Muscular fatigue during exercise results in a decrease in the ability of muscle to produce force. Fatigue can occur during both submaximal and maximal intensities of exercise. The mechanisms of fatigue in events of different intensity and duration have been subject to much research, but no single cause of fatigue has been identified; fatigue is therefore usually referred to as multifactorial. Fatigue during exercise is a common presenting complaint in veterinary clinical practice. It can be caused by many diseases and dysfunction of many body systems, and these problems are discussed in other chapters. This chapter focuses on fatigue during exercise in healthy animals.
Fatigue is a normal consequence of exercise that is continued at high intensity or for prolonged periods of time. The decrease in force production can be regarded as a safety mechanism. If fatigue did not occur, or were delayed greatly, structural damage to muscle cells and supportive tissues could occur during intense exercise. Most knowledge concerning fatigue in animals has been described in horses because of the ease of studies in laboratories with high-speed treadmills that enable investigation of the respiratory, cardiovascular, and metabolic responses during exercise, and of collection of muscle biopsies before and after exercise. Fatigue in these studies is usually defined as inability or unwillingness of the horse to maintain the same velocity as the treadmill during tests in which velocity is increased every 1–2 min. Fatigue during intense treadmill exercise is associated with changes in gait, including increases in stride length and decreases in stride frequency.
Biomechanically, fatigue is associated with a reduction in (neuro)muscular control of joints, especially high motion distal limb joints such as the fetlock joint. Electromyography studies of fatigued muscles have shown both a reduced latency for muscular contraction and reduced force generated, leaving high load joints vulnerable to injury. Because gait and biomechanical changes may be important predisposing factors for injury to the locomotor system of horses, training of horses should avoid exercise intensities and durations that result in locomotor changes due to fatigue.
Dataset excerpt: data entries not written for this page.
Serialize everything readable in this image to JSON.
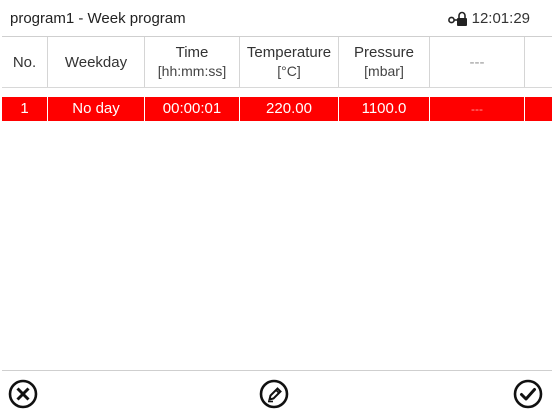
{
  "header": {
    "title": "program1 - Week program",
    "time": "12:01:29",
    "lock_icon": "lock-open-icon"
  },
  "table": {
    "columns": [
      {
        "label": "No.",
        "unit": ""
      },
      {
        "label": "Weekday",
        "unit": ""
      },
      {
        "label": "Time",
        "unit": "[hh:mm:ss]"
      },
      {
        "label": "Temperature",
        "unit": "[°C]"
      },
      {
        "label": "Pressure",
        "unit": "[mbar]"
      },
      {
        "label": "---",
        "unit": ""
      }
    ],
    "rows": [
      {
        "no": "1",
        "weekday": "No day",
        "time": "00:00:01",
        "temperature": "220.00",
        "pressure": "1100.0",
        "extra": "---"
      }
    ],
    "selected_row_color": "#ff0000"
  },
  "toolbar": {
    "cancel_icon": "close-circle-icon",
    "edit_icon": "edit-pencil-icon",
    "confirm_icon": "check-circle-icon"
  }
}
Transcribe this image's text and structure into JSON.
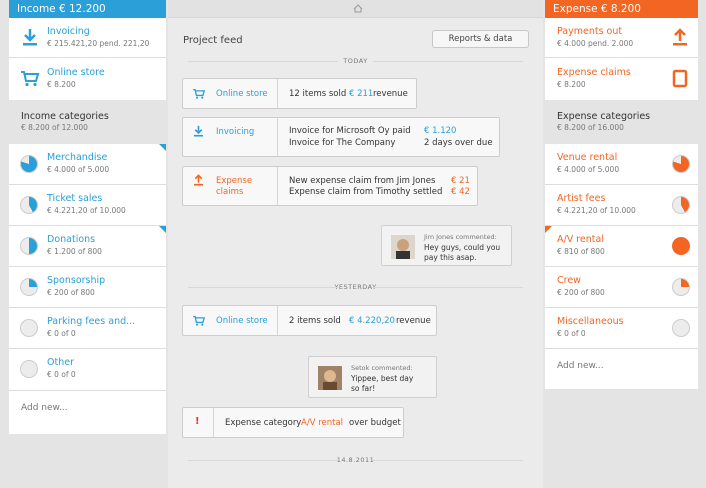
{
  "income": {
    "header": "Income € 12.200",
    "invoicing": {
      "label": "Invoicing",
      "sub": "€ 215.421,20 pend. 221,20"
    },
    "online_store": {
      "label": "Online store",
      "sub": "€ 8.200"
    },
    "categories_title": "Income categories",
    "categories_sub": "€ 8.200 of 12.000",
    "categories": [
      {
        "label": "Merchandise",
        "sub": "€ 4.000 of 5.000",
        "fill": 0.8
      },
      {
        "label": "Ticket sales",
        "sub": "€ 4.221,20 of 10.000",
        "fill": 0.42
      },
      {
        "label": "Donations",
        "sub": "€ 1.200 of 800",
        "fill": 0.5
      },
      {
        "label": "Sponsorship",
        "sub": "€ 200 of 800",
        "fill": 0.25
      },
      {
        "label": "Parking fees and...",
        "sub": "€ 0 of 0",
        "fill": 0
      },
      {
        "label": "Other",
        "sub": "€ 0 of 0",
        "fill": 0
      }
    ],
    "add_new": "Add new..."
  },
  "expense": {
    "header": "Expense € 8.200",
    "payments_out": {
      "label": "Payments out",
      "sub": "€ 4.000 pend. 2.000"
    },
    "expense_claims": {
      "label": "Expense claims",
      "sub": "€ 8.200"
    },
    "categories_title": "Expense categories",
    "categories_sub": "€ 8.200 of 16.000",
    "categories": [
      {
        "label": "Venue rental",
        "sub": "€ 4.000 of 5.000",
        "fill": 0.8
      },
      {
        "label": "Artist fees",
        "sub": "€ 4.221,20 of 10.000",
        "fill": 0.42
      },
      {
        "label": "A/V rental",
        "sub": "€ 810 of 800",
        "fill": 1
      },
      {
        "label": "Crew",
        "sub": "€ 200 of 800",
        "fill": 0.25
      },
      {
        "label": "Miscellaneous",
        "sub": "€ 0 of 0",
        "fill": 0
      }
    ],
    "add_new": "Add new..."
  },
  "feed": {
    "title": "Project feed",
    "reports_button": "Reports & data",
    "today": "TODAY",
    "yesterday": "YESTERDAY",
    "date_label": "14.8.2011",
    "items": {
      "store_today": {
        "label": "Online store",
        "text": "12 items sold",
        "value": "€ 211",
        "suffix": "revenue"
      },
      "invoicing": {
        "label": "Invoicing",
        "line1": "Invoice for Microsoft Oy paid",
        "val1": "€ 1.120",
        "line2": "Invoice for The Company",
        "val2": "2 days over due"
      },
      "claims": {
        "label1": "Expense",
        "label2": "claims",
        "line1": "New expense claim from Jim Jones",
        "val1": "€ 21",
        "line2": "Expense claim from Timothy settled",
        "val2": "€ 42"
      },
      "comment1": {
        "who": "Jim Jones commented:",
        "msg1": "Hey guys, could you",
        "msg2": "pay this asap."
      },
      "store_yesterday": {
        "label": "Online store",
        "text": "2 items sold",
        "value": "€ 4.220,20",
        "suffix": "revenue"
      },
      "comment2": {
        "who": "Setok commented:",
        "msg1": "Yippee, best day",
        "msg2": "so far!"
      },
      "budget": {
        "icon": "!",
        "prefix": "Expense category",
        "highlight": "A/V rental",
        "suffix": "over budget"
      }
    }
  },
  "colors": {
    "income": "#2a9fd8",
    "expense": "#f26522"
  }
}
Fatigue has been classified into 2 types—peripheral and central. Peripheral fatigue has been described as fatigue due to altered muscle function. Studies of muscle metabolism after exercise have relied mainly on muscle biopsies and measurement of the concentrations of muscle glycogen and creatine phosphate, ATP, ADP, inosine monophosphate, inorganic phosphate, glycolytic intermediary products, protons, and other metabolites. The fundamental failure in muscular fatigue is failure of ATP resynthesis and accumulation of ADP and inorganic phosphate ions. Central fatigue is attributed to signals arising from the CNS, directing a decrease in performance via a change in the frequency of action potentials in motor neurons. It may occur secondary to pain, dyspnea, perceptions of exertion, hypoglycemia, hyperthermia, and altered metabolic (ammonia accumulation, altered amino acid metabolism) and/or ionic extracellular environments. However, central fatigue in response to these stimuli is probably highly variable. For example, some horses can continue endurance exercise despite severe hyperthermia, dehydration, and plasma electrolyte disturbances.
Last full review/revision July 2011 by Catherine McGowan, BVSc, MACVSc, DEIM, DECEIM, PhD, FHEA, MRCVS